• **Exercise goal**
Among these records, which lines include "information"? Copy them out.

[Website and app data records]
+++

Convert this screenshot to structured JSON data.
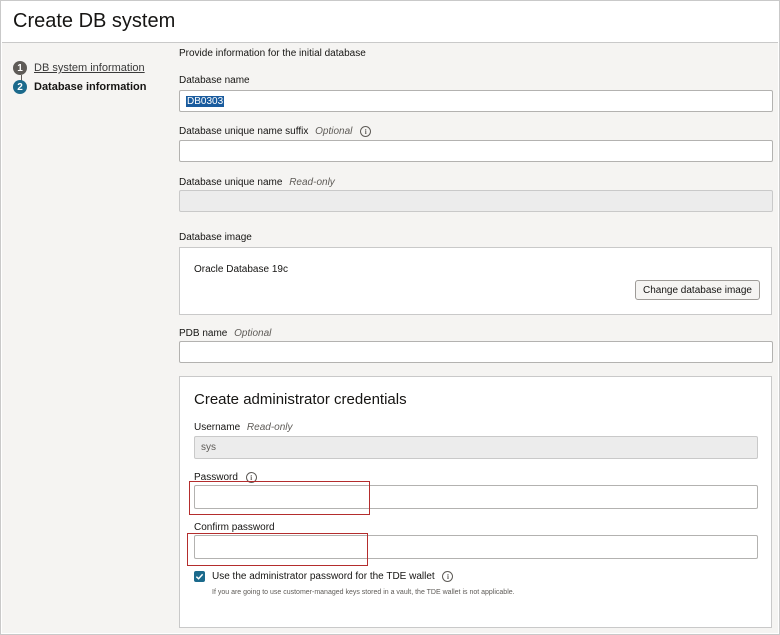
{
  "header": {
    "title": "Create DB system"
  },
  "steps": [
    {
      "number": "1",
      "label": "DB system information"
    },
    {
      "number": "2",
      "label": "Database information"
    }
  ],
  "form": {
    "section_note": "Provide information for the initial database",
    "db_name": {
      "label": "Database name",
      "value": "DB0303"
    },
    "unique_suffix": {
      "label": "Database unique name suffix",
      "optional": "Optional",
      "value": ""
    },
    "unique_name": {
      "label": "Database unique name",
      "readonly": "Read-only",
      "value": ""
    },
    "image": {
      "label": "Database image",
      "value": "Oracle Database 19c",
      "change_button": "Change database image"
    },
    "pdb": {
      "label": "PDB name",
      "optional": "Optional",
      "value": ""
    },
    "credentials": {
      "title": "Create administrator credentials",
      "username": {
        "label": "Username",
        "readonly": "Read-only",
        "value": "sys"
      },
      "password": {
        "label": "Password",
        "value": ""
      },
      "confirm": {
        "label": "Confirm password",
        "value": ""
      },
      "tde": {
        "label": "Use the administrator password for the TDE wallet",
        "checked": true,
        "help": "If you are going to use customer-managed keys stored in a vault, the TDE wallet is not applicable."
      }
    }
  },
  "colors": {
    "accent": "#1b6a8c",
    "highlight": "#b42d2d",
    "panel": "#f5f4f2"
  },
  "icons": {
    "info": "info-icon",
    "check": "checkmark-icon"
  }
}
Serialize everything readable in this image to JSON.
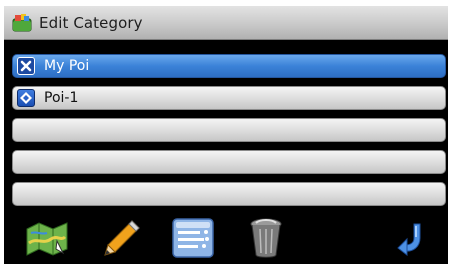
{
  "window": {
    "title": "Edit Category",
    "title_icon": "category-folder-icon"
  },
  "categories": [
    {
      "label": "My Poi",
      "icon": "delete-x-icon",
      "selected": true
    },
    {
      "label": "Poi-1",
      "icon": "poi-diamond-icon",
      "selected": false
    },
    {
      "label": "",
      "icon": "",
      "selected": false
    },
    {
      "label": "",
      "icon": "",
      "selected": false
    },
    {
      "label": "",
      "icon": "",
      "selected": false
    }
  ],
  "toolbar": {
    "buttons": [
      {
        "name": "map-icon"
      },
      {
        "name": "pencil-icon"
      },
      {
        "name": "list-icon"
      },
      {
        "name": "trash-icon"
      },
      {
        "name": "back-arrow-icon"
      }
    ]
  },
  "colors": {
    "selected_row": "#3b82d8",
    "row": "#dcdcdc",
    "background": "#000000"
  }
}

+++

• **Written solution**
      "label": "DB system information"
      "label": "Database information"
    "section_note": "Provide information for the initial database",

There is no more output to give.